The world of golf is busy with other fascinating developments. This month, we bring you news of Chadwell Springs, a great new family golf centre in Hertfordshire, which will open shortly and we have a look at the fabulous golf range on the Greenwich Peninsula. The Greenwich range, which opened just over a year ago, is now hosting well over 500 people on many days of the week, about half of which are new to golf. This equates to many thousands of additional participants per year and the new golf centre at Chadwell Springs will continue this theme when it opens in a few months. These superb, purpose built new complexes, are delivering golf to a new audience and proving that there is still plenty of juice in the great game of golf. Some courses may still close, but the sport will evolve and I'm confident that new and different facilities will allow even more people to participate in golf - it just might be in a different way.

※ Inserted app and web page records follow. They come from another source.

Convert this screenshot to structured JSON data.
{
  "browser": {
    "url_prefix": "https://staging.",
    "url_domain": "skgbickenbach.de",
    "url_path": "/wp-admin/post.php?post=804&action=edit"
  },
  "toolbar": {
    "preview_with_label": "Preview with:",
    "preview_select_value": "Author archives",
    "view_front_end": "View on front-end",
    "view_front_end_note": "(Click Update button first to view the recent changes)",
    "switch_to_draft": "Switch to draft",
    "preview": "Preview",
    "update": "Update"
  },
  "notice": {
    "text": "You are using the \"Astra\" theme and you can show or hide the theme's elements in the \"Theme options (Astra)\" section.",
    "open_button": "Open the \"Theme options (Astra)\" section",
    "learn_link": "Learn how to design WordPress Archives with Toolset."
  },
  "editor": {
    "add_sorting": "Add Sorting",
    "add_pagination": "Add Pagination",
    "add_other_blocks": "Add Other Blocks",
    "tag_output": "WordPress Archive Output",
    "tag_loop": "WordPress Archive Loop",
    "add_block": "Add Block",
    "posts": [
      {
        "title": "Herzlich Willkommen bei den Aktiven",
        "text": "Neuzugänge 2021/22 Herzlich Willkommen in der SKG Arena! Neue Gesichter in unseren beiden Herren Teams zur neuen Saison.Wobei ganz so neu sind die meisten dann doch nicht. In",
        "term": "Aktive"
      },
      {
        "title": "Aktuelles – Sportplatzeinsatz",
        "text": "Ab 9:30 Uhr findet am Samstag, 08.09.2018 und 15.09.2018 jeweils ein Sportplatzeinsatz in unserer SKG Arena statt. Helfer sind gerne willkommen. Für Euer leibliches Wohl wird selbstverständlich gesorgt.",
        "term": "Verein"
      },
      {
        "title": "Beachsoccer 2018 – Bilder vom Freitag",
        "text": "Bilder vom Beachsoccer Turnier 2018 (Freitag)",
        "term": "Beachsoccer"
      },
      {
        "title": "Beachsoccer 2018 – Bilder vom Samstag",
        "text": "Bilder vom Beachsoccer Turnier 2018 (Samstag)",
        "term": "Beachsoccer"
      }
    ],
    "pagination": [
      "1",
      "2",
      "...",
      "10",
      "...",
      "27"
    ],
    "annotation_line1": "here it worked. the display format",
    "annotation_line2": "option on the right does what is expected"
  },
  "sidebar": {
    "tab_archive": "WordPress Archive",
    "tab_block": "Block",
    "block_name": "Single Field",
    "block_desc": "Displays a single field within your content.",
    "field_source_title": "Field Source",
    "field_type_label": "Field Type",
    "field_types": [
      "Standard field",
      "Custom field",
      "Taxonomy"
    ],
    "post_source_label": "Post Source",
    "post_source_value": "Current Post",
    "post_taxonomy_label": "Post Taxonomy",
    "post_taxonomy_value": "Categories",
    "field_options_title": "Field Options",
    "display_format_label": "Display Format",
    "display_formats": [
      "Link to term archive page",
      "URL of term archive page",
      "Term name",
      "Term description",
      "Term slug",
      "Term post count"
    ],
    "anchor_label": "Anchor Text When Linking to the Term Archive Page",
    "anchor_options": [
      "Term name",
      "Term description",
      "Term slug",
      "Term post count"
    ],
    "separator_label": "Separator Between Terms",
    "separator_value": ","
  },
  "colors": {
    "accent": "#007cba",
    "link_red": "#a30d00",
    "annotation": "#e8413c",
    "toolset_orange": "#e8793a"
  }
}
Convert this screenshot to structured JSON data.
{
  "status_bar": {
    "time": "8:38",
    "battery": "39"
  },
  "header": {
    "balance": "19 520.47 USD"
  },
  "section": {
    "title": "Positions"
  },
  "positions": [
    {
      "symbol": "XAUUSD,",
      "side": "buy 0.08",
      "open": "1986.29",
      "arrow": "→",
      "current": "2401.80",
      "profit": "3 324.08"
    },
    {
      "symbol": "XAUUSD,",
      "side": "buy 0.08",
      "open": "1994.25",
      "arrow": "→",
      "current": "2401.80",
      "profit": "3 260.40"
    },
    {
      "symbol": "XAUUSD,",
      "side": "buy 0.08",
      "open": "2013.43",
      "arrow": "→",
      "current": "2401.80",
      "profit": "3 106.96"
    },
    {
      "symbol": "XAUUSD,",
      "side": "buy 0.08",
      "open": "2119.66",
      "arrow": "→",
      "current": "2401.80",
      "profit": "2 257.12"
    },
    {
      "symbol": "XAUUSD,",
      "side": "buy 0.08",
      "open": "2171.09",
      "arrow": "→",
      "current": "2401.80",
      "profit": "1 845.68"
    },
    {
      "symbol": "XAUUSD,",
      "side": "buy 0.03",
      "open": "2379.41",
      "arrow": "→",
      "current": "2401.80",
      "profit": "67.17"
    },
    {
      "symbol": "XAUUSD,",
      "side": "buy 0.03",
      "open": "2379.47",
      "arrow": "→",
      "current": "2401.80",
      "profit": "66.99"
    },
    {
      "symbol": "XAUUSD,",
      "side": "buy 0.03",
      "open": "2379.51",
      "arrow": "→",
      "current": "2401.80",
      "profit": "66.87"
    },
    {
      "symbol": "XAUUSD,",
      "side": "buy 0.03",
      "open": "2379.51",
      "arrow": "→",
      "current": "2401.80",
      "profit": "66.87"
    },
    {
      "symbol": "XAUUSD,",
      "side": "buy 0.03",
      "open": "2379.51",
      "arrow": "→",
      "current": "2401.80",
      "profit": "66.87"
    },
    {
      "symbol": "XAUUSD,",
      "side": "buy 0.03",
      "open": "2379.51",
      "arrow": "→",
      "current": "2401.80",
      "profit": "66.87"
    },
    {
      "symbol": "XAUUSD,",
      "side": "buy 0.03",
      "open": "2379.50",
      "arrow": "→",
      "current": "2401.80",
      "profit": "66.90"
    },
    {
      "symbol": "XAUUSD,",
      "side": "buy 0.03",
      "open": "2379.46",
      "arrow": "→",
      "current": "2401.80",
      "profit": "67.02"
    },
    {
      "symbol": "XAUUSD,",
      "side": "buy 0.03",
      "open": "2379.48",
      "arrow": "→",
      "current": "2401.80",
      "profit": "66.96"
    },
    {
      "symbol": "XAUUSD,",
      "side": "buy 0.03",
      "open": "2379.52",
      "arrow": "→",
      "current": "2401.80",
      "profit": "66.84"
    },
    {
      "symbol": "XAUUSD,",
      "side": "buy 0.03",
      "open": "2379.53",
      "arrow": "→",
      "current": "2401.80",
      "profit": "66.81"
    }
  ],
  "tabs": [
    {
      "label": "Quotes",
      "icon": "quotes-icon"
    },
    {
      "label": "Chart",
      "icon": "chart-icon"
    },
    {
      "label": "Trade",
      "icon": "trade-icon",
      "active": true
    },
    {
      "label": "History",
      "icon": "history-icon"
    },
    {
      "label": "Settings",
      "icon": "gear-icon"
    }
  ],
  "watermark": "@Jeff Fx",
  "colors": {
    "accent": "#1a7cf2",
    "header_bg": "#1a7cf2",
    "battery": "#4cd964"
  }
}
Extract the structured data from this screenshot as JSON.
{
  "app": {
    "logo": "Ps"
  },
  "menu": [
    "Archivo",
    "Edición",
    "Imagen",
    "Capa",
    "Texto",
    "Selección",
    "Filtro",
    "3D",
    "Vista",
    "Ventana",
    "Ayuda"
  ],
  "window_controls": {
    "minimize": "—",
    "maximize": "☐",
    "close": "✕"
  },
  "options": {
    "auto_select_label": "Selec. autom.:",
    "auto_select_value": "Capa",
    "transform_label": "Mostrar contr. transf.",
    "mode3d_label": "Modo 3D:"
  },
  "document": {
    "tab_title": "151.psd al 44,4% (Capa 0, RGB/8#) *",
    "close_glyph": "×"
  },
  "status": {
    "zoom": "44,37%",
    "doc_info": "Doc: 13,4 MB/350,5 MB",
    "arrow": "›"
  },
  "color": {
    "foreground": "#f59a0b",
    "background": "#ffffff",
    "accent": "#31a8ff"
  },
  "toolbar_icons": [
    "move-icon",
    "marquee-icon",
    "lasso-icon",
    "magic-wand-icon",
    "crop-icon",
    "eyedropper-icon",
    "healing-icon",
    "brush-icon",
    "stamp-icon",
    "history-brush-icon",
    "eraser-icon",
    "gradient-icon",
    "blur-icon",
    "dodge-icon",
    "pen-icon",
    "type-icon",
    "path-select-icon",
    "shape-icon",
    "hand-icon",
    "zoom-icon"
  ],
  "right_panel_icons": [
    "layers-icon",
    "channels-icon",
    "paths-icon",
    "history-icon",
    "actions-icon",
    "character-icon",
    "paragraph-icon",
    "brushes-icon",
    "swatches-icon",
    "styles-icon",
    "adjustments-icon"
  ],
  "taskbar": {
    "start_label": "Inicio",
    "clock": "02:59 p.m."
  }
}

It is interesting that the UK's Olympic performances show such a remarkable improvement since 1996, when we hardly won anything, to London 2012 and now Rio 2016, where we have grown into world leaders at competitive, elite sport. This is wonderful, but the key to an increase in participation is not the same as a key to succeeding at elite levels. England Golf and the England Golf Partnership are doing a much improved job of listening to the industry as to the best ways to improve participation, after an appalling decline in golf participants since 2000. It is vital that the golfing entrepreneurs who are delivering such astonishing results must be involved at the highest level in showing golf how to increase participation in a meaningful way. They will obviously be heard, but suitable weighting should be given to their opinions - let them have a radical impact on golf, regardless of the sensitivities of the blazer wearing committee men!